Maryland lawmakers are considering abolishing sentences of life without parole for juvenile offenders, and a victim of the Beltway sniper attacks supports it.
The Juvenile Restoration Act would stop Maryland judges from sentencing juvenile offenders to life in prison without parole and allow people called “juvenile lifers” to ask a judge for release if they’ve served 20 years and can prove they’re rehabilitated.
Paul LaRuffa was shot and wounded in the attacks involving then 17-year-old Lee Boyd Malvo almost 20 years ago.
“I was shot five times in September of 2002 and left for dead,” he said.
He said he supports the legislation that would stop the sentence Malvo is serving.
“They are not a get-out-of-jail-free card for anybody,” LaRuffa said. “They are not excusing the crime or they are not ignoring punishment and personal responsibility of the offender.”
Advocates say a disproportionate number of kids given these lengthy sentences are Black.
“We often think of Maryland as a bastion for progressivism and diversity, but in this case we are on the wrong side of history,” Maryland Del. Jazz Lewis (D-Prince George’s County) said.
The Maryland State’s Attorneys Association is opposed, saying there are many appeals, motions and reviews already available to offenders and this new law would put crime victims through more trauma with even more hearings.
Prince George’s County State’s Attorney Aisha Braveboy supports the bill.
“An opportunity for someone who was a child when they committed an offense to prove to us and show us and demonstrate that they have learned their lesson.”
Eddie Ellis says he learned his lesson, served his time then was released.
“I was one of the kids that was condemned, at the age of 16,” he said. “And I’ve proven in the last 15 years change is possible.”

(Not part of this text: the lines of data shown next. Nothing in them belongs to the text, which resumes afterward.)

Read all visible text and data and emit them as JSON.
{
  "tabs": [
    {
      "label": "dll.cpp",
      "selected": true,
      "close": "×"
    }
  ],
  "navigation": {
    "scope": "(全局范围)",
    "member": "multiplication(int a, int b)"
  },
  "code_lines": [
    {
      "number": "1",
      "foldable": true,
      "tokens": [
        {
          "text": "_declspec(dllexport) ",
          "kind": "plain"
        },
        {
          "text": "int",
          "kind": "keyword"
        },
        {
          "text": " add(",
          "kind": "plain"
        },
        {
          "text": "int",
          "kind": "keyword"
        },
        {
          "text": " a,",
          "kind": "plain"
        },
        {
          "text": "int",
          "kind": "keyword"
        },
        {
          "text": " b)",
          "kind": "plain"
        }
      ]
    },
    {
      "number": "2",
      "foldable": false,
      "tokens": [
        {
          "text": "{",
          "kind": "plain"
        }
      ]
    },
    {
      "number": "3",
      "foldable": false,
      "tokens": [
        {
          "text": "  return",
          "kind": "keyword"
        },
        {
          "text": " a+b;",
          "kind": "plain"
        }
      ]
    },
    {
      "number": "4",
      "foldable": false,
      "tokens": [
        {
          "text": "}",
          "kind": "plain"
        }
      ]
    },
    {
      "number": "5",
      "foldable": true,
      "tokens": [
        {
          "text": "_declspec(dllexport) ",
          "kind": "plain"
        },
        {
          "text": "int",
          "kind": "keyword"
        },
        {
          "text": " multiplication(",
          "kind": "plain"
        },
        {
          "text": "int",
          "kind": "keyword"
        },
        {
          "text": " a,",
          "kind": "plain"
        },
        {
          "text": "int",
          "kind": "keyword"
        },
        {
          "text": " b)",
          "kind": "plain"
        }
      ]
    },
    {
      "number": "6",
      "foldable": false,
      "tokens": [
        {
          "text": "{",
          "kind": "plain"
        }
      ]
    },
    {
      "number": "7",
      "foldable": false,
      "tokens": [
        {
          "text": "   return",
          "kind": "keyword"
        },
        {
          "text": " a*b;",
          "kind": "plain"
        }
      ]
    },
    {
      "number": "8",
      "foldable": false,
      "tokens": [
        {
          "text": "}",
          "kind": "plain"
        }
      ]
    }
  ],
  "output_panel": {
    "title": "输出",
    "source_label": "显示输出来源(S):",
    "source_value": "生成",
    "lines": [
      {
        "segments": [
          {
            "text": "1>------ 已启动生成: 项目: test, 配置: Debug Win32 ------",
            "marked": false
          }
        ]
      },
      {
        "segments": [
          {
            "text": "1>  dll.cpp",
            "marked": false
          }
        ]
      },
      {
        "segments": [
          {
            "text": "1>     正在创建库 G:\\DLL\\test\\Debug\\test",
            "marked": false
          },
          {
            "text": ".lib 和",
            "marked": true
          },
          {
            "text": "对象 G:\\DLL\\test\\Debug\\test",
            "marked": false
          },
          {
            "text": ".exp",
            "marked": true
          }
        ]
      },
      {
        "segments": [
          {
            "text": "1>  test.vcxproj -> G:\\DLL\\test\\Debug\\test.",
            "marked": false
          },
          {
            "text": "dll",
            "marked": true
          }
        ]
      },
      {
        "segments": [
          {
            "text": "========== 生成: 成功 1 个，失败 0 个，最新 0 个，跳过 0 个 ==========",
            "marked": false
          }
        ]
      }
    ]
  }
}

The law would allow for victims to have a say in the process, but ultimately, a judge would decide.
Experts say more than 400 people would be eligible to seek release if the legislation passes.